Unhelpful linkage with other Middle East policy may be in play, as well. The slight increase of sanctions may be intended to mollify Israel and forestall a disastrous military strike by that country on the Iranian nuclear facilities at Natanz near Isfahan. Promising stricter sanctions may also be important to the US negotiations with the Likud-led government of Israel over a two-state solution with the Palestinians. That is, horsetrading over Israel-Palestinian issues may be driving Iran policy in the White House.
Those pragmatic hawks eager for stronger sanctions seem to envisage restrictions on Iran’s finance sector in its interfacing with the rest of the world.
Likewise, they wish to forestall further Russian arms deals with Tehran. Vedomosti Online reported on Thursday, May 20, 2010 (according to the translation of the USG Open Source Center):
‘Konstantin Makiyenko, expert of the Center for Analysis of Strategy and Technology, says that the adoption of this resolution would terminate the military-technical cooperation of Russia and Iran, except, probably, merely for deliveries of transport helicopters, and would directly affect deliveries to Iran of S-300 missile systems. . . The first contract for the delivery of Tor M-1 air-defense missile systems was signed in 2006, and for deliveries of the S-300, in 2007, but the contract has still not been executed. Russia is citing technical problems.’In contrast, Aleksey Arbatov of the Russian Academy of Sciences World Economy and International Relations Institute said, “The delivery of the S-300 never was planned since it would have provoked an Israeli military attack on Iran, now Israel is taking a time-out to asses the effectiveness of the new sanctions, and in the event of noncompliance with them, could strike in the fall or spring. . .” He added that Iran’s lack of the S-300 minimizes the number of casualties on the attacking side . . .”
Nevertheless, Arbatov thinks the West is flailing around on the sanctions issue and is unlikely to be effective: “The sanctions are being imposed as a conscience salve, they will have no effect, like the previous ones . . .’
Obama mysteriously has ceased leading on the Iran issue and is instead showing himself willing to be led. Thus have the pragmatic hawks (with the war hawks waiting in the wings) defeated the Realists and the liberal internationalists.
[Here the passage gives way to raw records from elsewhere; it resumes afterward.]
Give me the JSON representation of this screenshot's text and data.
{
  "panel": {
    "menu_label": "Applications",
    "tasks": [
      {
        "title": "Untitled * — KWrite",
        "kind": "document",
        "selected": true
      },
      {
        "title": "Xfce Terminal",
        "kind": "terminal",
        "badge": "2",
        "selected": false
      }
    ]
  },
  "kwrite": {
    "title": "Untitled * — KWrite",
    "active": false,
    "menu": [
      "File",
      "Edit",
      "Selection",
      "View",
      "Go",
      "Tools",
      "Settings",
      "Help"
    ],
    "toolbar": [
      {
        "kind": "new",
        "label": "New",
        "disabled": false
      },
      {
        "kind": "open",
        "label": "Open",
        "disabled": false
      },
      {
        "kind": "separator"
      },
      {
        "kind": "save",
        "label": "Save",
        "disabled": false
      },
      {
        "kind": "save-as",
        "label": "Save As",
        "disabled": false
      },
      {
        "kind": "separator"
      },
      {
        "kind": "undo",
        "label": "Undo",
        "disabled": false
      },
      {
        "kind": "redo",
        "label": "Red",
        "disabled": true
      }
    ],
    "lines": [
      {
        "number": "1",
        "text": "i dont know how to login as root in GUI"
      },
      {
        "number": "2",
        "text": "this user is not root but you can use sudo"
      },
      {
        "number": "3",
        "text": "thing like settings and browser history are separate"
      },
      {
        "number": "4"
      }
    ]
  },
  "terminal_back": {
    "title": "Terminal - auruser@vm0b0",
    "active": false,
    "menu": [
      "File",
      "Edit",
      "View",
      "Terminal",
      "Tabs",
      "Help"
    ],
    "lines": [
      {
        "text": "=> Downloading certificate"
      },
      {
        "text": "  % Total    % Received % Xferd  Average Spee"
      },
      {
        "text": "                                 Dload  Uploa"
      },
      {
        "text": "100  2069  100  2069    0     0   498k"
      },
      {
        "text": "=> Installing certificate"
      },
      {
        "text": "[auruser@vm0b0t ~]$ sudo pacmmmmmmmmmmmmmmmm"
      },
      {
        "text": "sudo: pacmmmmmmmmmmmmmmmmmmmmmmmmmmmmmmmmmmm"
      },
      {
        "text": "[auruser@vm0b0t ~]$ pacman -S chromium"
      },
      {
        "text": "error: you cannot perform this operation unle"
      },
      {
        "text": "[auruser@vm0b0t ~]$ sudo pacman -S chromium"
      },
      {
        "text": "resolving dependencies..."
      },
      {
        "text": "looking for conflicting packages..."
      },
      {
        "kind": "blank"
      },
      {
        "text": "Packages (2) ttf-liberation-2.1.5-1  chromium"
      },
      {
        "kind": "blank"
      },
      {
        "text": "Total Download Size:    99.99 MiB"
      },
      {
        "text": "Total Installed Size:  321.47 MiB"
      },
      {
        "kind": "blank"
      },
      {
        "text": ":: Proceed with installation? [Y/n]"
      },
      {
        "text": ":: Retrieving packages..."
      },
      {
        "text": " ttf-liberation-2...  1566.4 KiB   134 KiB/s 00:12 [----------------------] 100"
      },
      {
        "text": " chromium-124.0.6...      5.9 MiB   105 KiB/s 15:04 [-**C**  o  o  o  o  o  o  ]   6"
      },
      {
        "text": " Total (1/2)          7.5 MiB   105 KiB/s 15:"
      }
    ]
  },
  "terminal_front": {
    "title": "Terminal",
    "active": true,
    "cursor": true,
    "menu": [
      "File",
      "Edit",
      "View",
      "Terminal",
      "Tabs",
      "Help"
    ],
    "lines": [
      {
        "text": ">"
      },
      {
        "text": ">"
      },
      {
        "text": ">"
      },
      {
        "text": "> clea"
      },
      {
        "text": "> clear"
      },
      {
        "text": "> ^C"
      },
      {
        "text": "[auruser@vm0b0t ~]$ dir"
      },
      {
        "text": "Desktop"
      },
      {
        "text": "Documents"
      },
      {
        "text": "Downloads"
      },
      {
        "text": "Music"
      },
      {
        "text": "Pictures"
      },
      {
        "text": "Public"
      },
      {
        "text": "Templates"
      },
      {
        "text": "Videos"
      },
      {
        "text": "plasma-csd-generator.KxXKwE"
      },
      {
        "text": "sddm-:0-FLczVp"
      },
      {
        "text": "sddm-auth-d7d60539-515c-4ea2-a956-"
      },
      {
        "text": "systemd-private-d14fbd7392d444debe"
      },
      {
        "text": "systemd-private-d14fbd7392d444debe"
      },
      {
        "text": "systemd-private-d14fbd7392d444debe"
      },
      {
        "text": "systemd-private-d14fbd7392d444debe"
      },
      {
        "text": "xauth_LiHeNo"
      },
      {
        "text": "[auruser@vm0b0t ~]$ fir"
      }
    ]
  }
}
Obama stabbed Turkey and Brazil in the back after asking them to risk their face for him. Obama is giving Iran the impression that he is indecisive. All of this backtracking for the sake of a sanctions regime that is highly unlikely actually to change Iran’s behavior, contrary to the express hopes of Secretary Gates. Obama’s current Iran policy cannot be explained in the terms of US-Iranian relations. It must be driven by something else. The Israel lobbies and dealings with the Netanyahu government are the likeliest candidates in explaining the abandonment of a Realist approach.